====== Data under study
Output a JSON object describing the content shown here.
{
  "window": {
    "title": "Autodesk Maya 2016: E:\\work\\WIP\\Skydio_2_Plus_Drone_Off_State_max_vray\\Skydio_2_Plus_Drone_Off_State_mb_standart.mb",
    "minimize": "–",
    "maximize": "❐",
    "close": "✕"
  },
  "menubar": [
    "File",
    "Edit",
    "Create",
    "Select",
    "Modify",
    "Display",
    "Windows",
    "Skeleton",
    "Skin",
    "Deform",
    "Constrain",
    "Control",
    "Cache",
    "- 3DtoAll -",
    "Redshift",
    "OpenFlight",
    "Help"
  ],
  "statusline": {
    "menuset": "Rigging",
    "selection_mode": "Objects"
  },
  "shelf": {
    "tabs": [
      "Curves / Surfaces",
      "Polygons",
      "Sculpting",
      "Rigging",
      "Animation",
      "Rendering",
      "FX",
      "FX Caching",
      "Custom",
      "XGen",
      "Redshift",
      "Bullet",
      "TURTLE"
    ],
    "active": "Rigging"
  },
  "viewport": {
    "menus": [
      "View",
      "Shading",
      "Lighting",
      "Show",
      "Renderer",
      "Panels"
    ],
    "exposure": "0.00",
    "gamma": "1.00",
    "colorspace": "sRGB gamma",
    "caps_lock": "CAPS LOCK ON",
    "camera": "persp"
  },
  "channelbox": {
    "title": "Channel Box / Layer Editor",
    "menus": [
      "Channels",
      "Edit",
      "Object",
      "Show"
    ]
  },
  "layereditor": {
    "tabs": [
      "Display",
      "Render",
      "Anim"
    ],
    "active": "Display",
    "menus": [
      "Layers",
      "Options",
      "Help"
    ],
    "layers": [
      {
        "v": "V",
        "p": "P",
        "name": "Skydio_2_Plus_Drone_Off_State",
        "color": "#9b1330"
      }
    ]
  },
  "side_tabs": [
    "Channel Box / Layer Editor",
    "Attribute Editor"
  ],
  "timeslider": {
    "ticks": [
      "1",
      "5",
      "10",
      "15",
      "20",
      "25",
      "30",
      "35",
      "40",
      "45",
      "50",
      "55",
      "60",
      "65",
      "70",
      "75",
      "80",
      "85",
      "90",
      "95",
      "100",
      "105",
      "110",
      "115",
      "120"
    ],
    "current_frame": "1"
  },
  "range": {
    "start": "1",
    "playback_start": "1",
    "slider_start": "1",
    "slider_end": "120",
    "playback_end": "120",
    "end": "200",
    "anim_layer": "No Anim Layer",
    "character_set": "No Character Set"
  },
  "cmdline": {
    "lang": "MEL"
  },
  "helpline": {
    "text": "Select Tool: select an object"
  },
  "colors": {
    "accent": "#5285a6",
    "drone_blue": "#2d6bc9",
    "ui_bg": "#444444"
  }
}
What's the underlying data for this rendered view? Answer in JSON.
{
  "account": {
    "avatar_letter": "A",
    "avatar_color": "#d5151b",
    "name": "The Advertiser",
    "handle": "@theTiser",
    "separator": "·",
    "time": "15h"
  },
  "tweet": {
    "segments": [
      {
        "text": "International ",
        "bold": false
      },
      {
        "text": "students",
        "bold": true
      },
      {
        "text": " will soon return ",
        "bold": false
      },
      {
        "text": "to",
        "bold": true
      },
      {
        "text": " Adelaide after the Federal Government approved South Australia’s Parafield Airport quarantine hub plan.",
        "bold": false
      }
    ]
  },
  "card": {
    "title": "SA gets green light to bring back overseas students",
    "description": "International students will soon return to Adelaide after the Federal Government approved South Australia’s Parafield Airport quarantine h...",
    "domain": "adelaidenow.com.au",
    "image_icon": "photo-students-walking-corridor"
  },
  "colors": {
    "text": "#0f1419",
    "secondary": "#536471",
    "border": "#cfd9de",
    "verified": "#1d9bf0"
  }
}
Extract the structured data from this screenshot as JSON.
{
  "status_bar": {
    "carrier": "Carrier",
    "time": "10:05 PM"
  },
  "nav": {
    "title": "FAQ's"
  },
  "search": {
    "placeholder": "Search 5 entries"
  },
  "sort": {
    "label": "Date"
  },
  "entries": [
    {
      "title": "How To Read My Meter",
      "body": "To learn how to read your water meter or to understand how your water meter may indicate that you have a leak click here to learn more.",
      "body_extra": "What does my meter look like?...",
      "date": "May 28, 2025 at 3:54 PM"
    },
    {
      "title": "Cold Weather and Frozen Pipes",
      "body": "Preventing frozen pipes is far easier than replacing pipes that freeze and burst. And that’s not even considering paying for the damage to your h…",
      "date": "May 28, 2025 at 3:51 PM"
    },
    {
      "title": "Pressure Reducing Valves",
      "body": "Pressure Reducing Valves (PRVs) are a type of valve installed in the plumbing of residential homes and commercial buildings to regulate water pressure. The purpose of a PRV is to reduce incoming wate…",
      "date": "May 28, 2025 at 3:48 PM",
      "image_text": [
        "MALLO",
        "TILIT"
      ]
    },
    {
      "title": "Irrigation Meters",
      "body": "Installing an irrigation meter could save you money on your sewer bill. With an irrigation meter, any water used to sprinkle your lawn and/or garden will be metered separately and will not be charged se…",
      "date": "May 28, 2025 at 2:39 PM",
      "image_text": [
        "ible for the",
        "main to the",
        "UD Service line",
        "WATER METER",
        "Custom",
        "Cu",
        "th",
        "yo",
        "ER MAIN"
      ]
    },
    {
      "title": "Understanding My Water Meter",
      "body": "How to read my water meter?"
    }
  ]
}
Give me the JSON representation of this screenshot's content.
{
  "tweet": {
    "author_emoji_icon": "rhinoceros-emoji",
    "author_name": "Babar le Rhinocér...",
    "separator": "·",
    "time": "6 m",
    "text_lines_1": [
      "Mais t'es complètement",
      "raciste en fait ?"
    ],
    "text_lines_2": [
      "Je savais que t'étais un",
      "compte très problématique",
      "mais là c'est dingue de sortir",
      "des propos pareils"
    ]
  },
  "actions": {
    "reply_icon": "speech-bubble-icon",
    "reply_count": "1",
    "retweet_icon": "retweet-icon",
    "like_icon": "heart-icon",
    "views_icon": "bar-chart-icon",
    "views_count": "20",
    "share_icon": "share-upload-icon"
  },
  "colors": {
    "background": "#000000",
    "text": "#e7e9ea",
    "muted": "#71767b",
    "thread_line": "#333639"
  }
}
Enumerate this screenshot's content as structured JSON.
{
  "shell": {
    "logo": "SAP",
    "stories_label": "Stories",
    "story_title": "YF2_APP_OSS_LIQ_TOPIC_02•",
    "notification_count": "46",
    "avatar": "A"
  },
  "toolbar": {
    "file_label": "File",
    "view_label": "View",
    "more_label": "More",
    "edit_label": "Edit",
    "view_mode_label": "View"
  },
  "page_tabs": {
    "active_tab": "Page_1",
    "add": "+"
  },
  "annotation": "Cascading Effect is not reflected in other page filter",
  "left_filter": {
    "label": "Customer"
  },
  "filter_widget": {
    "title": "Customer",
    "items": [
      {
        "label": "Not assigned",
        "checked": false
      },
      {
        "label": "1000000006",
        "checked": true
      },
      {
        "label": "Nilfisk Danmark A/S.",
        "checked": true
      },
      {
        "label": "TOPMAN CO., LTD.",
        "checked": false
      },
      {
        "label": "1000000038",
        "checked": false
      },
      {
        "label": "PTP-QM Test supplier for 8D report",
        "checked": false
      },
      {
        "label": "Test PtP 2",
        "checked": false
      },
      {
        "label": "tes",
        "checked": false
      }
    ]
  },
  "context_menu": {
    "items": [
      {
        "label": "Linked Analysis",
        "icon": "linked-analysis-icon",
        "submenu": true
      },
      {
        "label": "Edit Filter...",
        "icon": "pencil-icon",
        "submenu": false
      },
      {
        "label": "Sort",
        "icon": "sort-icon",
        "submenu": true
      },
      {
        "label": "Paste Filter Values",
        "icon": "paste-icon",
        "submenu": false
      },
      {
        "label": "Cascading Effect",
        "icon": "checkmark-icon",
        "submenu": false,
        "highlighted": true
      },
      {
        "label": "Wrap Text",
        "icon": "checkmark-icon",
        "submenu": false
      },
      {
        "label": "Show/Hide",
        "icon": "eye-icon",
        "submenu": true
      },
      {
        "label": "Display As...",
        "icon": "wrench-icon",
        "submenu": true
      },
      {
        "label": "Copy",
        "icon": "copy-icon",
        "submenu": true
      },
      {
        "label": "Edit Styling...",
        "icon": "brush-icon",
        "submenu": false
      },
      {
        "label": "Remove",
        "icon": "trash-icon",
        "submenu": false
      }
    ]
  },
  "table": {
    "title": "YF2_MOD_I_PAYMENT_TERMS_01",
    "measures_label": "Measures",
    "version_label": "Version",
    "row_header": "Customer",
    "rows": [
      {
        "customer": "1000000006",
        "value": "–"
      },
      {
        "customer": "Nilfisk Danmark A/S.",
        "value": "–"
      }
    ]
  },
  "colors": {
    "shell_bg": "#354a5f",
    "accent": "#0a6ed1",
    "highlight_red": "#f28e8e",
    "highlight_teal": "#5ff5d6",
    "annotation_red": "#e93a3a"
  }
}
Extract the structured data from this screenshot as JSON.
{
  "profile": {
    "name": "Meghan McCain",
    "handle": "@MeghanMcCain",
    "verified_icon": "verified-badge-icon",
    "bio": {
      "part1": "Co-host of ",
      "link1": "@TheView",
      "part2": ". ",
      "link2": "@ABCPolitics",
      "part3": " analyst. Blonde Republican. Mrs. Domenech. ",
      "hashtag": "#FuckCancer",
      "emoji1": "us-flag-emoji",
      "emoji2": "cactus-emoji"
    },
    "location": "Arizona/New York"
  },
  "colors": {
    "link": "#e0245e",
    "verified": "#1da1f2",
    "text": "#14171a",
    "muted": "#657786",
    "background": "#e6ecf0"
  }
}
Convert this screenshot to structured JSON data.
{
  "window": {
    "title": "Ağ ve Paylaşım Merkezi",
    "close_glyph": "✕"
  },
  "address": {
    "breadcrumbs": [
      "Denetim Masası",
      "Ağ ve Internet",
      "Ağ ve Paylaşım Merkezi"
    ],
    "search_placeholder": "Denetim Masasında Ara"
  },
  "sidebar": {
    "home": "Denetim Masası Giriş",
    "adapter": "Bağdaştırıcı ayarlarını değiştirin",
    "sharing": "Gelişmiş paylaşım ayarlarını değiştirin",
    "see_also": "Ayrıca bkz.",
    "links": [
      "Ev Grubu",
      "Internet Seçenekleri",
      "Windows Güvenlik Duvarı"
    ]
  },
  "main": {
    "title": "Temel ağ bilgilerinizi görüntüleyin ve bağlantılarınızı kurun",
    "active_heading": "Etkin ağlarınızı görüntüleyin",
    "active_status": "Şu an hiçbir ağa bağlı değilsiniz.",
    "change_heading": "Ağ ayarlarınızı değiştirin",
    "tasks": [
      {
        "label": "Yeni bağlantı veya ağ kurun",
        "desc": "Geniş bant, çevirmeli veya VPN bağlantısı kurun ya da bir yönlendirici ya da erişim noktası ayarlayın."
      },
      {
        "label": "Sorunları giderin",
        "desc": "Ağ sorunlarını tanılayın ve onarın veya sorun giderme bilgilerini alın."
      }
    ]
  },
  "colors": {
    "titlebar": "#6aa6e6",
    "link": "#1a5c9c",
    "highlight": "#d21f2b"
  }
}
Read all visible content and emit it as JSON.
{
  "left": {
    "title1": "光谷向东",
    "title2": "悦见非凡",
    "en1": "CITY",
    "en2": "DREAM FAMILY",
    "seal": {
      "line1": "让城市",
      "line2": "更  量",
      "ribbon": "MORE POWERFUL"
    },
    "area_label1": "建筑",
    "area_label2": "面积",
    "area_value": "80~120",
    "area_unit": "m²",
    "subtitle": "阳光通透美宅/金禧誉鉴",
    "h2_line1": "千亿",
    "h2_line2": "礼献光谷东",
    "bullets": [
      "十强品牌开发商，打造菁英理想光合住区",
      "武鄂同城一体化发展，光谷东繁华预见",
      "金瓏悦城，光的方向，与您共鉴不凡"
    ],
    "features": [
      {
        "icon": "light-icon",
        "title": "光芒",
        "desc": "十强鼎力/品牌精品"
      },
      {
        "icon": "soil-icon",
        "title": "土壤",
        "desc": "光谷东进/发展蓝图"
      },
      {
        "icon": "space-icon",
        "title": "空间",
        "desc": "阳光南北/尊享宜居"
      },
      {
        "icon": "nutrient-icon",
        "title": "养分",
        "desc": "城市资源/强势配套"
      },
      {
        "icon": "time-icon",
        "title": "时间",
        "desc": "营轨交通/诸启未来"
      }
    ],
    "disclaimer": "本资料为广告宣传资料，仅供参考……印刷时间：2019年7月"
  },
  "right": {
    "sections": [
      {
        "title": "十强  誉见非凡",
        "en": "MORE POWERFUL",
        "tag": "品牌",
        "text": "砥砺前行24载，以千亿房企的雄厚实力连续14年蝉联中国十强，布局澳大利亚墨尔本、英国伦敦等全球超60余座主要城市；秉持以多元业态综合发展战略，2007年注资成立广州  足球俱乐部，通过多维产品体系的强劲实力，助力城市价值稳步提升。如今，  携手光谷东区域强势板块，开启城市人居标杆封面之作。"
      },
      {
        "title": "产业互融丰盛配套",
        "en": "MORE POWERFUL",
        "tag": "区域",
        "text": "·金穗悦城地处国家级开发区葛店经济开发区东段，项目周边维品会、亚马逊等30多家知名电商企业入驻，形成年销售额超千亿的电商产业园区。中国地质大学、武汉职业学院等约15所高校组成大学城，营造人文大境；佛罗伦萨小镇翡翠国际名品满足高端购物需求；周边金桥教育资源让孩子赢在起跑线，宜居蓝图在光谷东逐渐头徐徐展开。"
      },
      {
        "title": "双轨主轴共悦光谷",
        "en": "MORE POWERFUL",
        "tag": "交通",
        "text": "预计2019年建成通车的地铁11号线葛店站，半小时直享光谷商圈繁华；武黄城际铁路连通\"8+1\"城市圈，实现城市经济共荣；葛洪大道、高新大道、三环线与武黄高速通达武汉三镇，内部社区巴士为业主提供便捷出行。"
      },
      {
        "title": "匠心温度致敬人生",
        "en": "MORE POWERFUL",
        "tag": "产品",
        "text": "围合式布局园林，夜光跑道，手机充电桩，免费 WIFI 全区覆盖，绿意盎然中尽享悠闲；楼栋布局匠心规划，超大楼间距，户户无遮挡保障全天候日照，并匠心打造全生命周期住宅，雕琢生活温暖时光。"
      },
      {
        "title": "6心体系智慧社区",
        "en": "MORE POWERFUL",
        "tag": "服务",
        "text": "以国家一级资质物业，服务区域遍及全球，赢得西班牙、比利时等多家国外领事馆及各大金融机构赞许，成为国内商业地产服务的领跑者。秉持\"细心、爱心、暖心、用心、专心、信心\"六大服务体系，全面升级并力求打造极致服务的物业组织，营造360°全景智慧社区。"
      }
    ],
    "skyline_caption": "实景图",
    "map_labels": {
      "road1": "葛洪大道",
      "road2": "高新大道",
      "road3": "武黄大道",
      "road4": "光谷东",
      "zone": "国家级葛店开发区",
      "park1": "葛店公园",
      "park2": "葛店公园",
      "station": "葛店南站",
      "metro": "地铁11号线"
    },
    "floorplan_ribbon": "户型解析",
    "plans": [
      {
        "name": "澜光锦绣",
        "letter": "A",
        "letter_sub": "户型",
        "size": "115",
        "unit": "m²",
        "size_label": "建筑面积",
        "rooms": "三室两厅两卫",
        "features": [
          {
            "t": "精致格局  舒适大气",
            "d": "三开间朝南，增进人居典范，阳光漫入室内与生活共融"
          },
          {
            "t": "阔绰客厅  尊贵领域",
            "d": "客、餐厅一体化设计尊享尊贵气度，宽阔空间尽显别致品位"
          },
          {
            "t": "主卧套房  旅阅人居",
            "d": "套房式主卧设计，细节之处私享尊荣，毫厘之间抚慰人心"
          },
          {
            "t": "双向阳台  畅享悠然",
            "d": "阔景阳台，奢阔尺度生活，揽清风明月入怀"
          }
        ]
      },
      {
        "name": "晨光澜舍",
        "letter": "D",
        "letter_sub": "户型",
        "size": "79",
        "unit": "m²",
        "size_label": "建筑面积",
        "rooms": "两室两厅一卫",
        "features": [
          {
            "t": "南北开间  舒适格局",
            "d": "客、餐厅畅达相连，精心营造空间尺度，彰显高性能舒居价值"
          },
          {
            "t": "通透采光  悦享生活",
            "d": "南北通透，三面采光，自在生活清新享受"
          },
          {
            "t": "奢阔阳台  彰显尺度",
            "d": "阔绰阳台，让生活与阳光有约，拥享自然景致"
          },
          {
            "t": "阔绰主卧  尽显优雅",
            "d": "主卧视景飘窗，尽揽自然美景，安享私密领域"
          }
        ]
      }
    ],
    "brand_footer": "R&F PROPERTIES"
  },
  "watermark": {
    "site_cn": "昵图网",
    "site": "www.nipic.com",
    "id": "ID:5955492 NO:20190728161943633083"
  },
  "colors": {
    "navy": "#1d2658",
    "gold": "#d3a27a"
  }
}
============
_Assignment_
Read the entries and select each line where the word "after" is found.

_Task output_
        "text": " Adelaide after the Federal Government approved South Australia’s Parafield Airport quarantine hub plan.",
    "description": "International students will soon return to Adelaide after the Federal Government approved South Australia’s Parafield Airport quarantine h...",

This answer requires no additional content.